Mollie Michelfelder, a clinical social worker who specializes in the treatment of trauma survivors, serves on a panel at an AFSC forum on PTSD in Des Moines. Please click here for a slideshow from the event.Photo: AFSC / Jon Krieg
By Lydia Kirior
On July 6, 2011 a public forum on the psychological effects of war was held at Des Moines Valley Friends Meeting House. This forum was organized by the AFSC Iowa Peace Building Program as part of its effort to create awareness on the multiple and varied costs of war. The forum focused its evaluation on the wars in Afghanistan and Iraq.
Acording to The People's Voice, “Post Traumatic Stress Disorder, or PTSD, is a psychiatric disorder that can occur following the experience or witnessing of life-threatening events.... People who suffer from PTSD often relive the experience through nightmares and flashbacks, have difficulty sleeping, and feel detached or estranged, and these symptoms can be severe enough and last long enough to significantly impair the person's daily life.”

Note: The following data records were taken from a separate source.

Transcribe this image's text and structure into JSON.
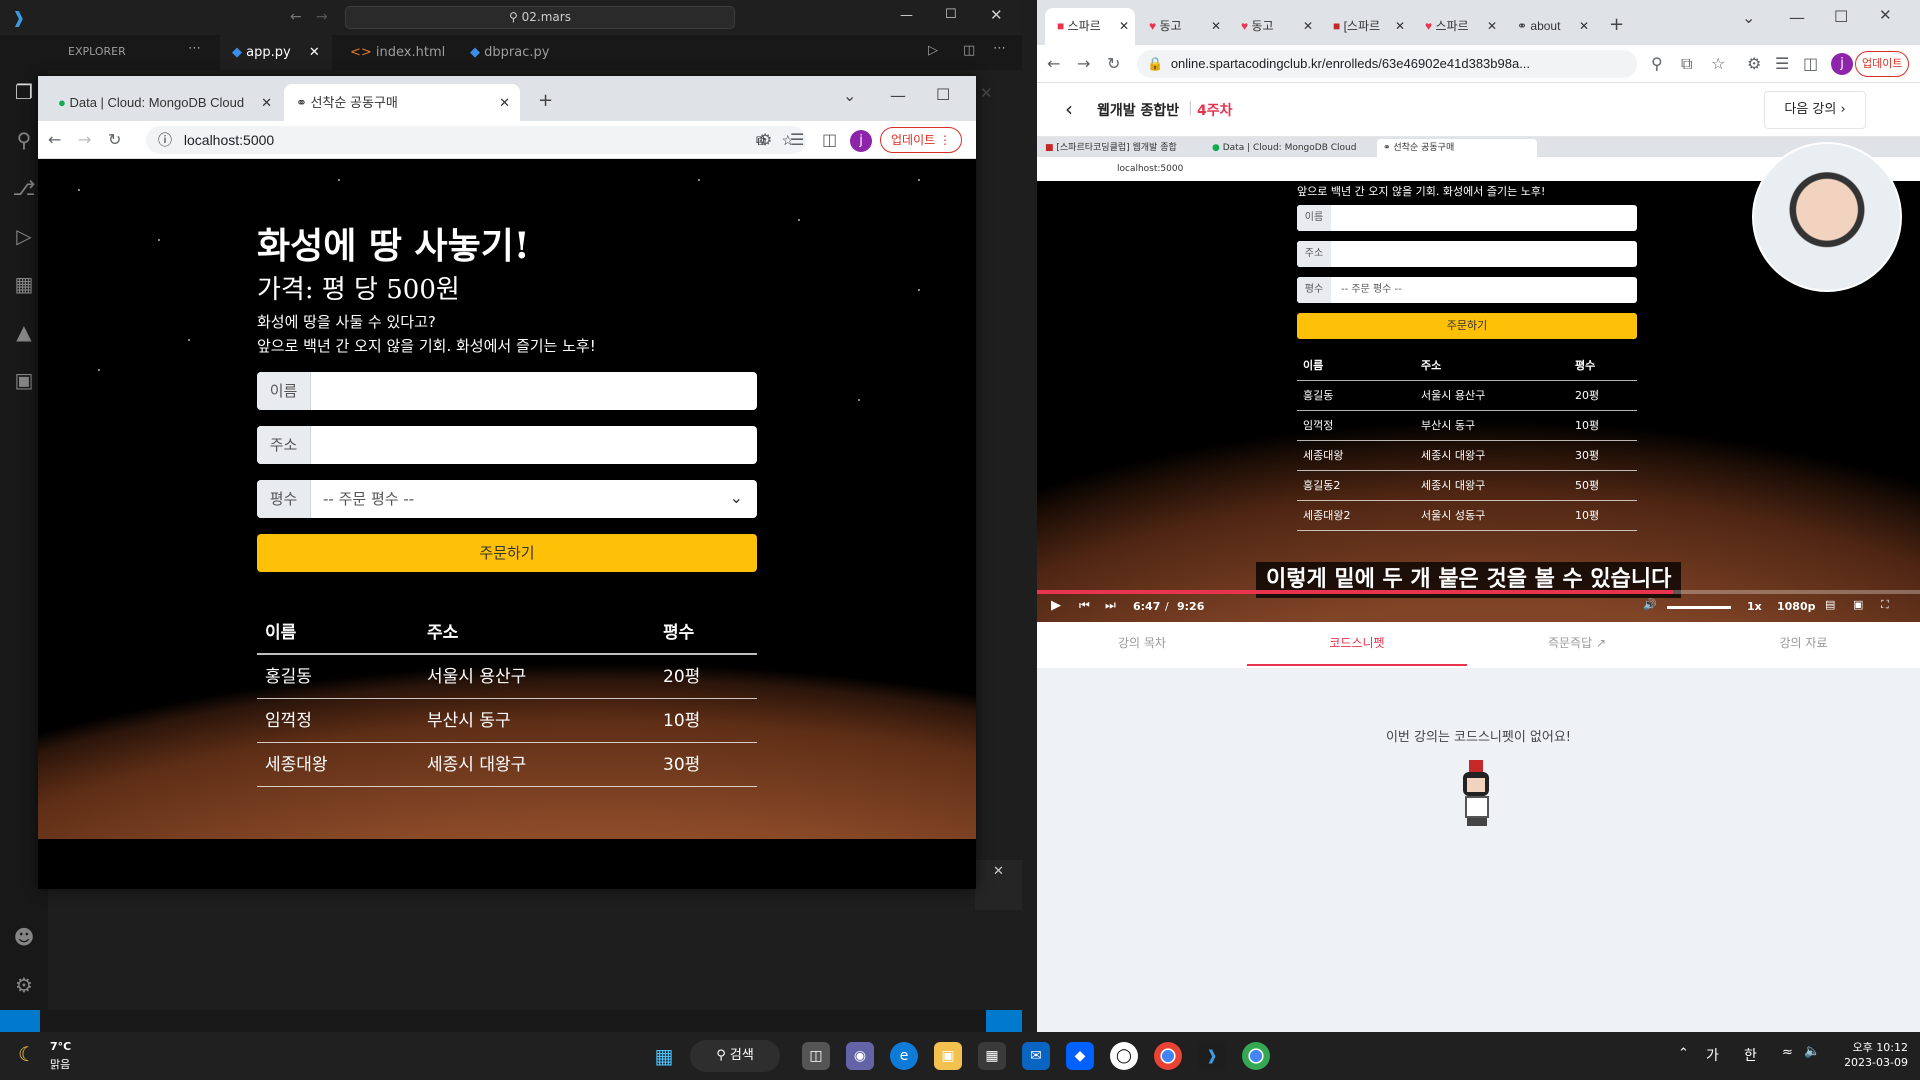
{
  "vscode": {
    "search": "02.mars",
    "explorer": "EXPLORER",
    "tabs": [
      {
        "label": "app.py"
      },
      {
        "label": "index.html"
      },
      {
        "label": "dbprac.py"
      }
    ]
  },
  "left_browser": {
    "tabs": [
      {
        "label": "Data | Cloud: MongoDB Cloud"
      },
      {
        "label": "선착순 공동구매"
      }
    ],
    "url": "localhost:5000",
    "profile": "j",
    "update_label": "업데이트",
    "page": {
      "title": "화성에 땅 사놓기!",
      "price": "가격: 평 당 500원",
      "desc1": "화성에 땅을 사둘 수 있다고?",
      "desc2": "앞으로 백년 간 오지 않을 기회. 화성에서 즐기는 노후!",
      "name_label": "이름",
      "address_label": "주소",
      "size_label": "평수",
      "size_placeholder": "-- 주문 평수 --",
      "order_button": "주문하기",
      "table_headers": [
        "이름",
        "주소",
        "평수"
      ],
      "rows": [
        [
          "홍길동",
          "서울시 용산구",
          "20평"
        ],
        [
          "임꺽정",
          "부산시 동구",
          "10평"
        ],
        [
          "세종대왕",
          "세종시 대왕구",
          "30평"
        ]
      ]
    }
  },
  "right_browser": {
    "tabs": [
      {
        "label": "스파르"
      },
      {
        "label": "동고"
      },
      {
        "label": "동고"
      },
      {
        "label": "[스파르"
      },
      {
        "label": "스파르"
      },
      {
        "label": "about"
      }
    ],
    "url": "online.spartacodingclub.kr/enrolleds/63e46902e41d383b98a...",
    "profile": "j",
    "update_label": "업데이트",
    "course_title": "웹개발 종합반",
    "course_week": "4주차",
    "next_lecture": "다음 강의",
    "video": {
      "inner_tabs": [
        {
          "label": "[스파르타코딩클럽] 웹개발 종합"
        },
        {
          "label": "Data | Cloud: MongoDB Cloud"
        },
        {
          "label": "선착순 공동구매"
        }
      ],
      "inner_url": "localhost:5000",
      "page_desc": "앞으로 백년 간 오지 않을 기회. 화성에서 즐기는 노후!",
      "name_label": "이름",
      "address_label": "주소",
      "size_label": "평수",
      "size_placeholder": "-- 주문 평수 --",
      "order_button": "주문하기",
      "table_headers": [
        "이름",
        "주소",
        "평수"
      ],
      "rows": [
        [
          "홍길동",
          "서울시 용산구",
          "20평"
        ],
        [
          "임꺽정",
          "부산시 동구",
          "10평"
        ],
        [
          "세종대왕",
          "세종시 대왕구",
          "30평"
        ],
        [
          "홍길동2",
          "세종시 대왕구",
          "50평"
        ],
        [
          "세종대왕2",
          "서울시 성동구",
          "10평"
        ]
      ],
      "subtitle": "이렇게 밑에 두 개 붙은 것을 볼 수 있습니다",
      "current_time": "6:47",
      "separator": "/",
      "duration": "9:26",
      "speed": "1x",
      "quality": "1080p",
      "progress": 0.72
    },
    "tabs_below": [
      {
        "label": "강의 목차"
      },
      {
        "label": "코드스니펫"
      },
      {
        "label": "즉문즉답"
      },
      {
        "label": "강의 자료"
      }
    ],
    "empty_message": "이번 강의는 코드스니펫이 없어요!"
  },
  "taskbar": {
    "weather_temp": "7°C",
    "weather_desc": "맑음",
    "search_label": "검색",
    "ime1": "가",
    "ime2": "한",
    "time": "오후 10:12",
    "date": "2023-03-09"
  },
  "colors": {
    "accent_red": "#e8344e",
    "mars_yellow": "#ffc107",
    "vscode_blue": "#007acc"
  }
}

To examine and explore the lingering effects of PTSD on soldiers returning from combat, selected chapters from the Home Box Office documentary, WARTORN 1861-2010 were viewed at the AFSC forum….
The forum’s panel guests included Mollie Michelfelder, MSW, LISW, specializing with PTSD clients, including returning soldiers; Greg Helle, Veterans For Peace, Vietnam Vet, CPA accountant (retired), author and PTSD survivor; and Bob Kraus, also a combat veteran.

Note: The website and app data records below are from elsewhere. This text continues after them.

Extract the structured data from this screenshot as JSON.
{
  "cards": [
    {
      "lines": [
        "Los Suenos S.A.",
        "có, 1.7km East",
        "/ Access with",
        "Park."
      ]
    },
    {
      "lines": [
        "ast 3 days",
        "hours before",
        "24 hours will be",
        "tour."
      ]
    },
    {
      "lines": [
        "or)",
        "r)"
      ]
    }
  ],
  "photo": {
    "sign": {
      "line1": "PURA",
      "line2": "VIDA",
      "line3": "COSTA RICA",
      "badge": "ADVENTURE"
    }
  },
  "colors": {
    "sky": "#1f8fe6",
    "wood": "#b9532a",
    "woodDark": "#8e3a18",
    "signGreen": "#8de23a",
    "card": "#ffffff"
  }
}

Helle shared his personal struggles with PTSD. The theme most evident in his case was the military and society’s stigma on PTSD. Mollie brought her expertise on the clinical aspects of behavioral health issues, effectively explored the symptoms of PTSD and discussed available treatment.
Kathleen, AFSC Iowa Program Coordinator, acknowledged the attendance of members of the Veteran for Peace. Bob Kraus discussed his homeless veterans project, whose aim is to provide wraparound services to veterans in a “one-stop shop” environment/campus.
From this forum it is clear that the psychological effects of war impact not only those who see combat -- their families likewise are secondarily impacted. Often therapy sessions will include family members in the therapist’s effort to implement a system of care approach to bring the victim of PTSD to a point where they can live a meaningful and productive life.
While this effort to help those who suffer from combat experience are well-meaning and applauded, we want to emphasize the most effective intervention is to deal with the true “source” that initiates PTSD. That source is W-A-R. If we can advocate for peaceful and political resolutions to problems and totally abstain from military and violent responses to disagreements among nations, then PTSD (as it relates to war) will be a non-factor.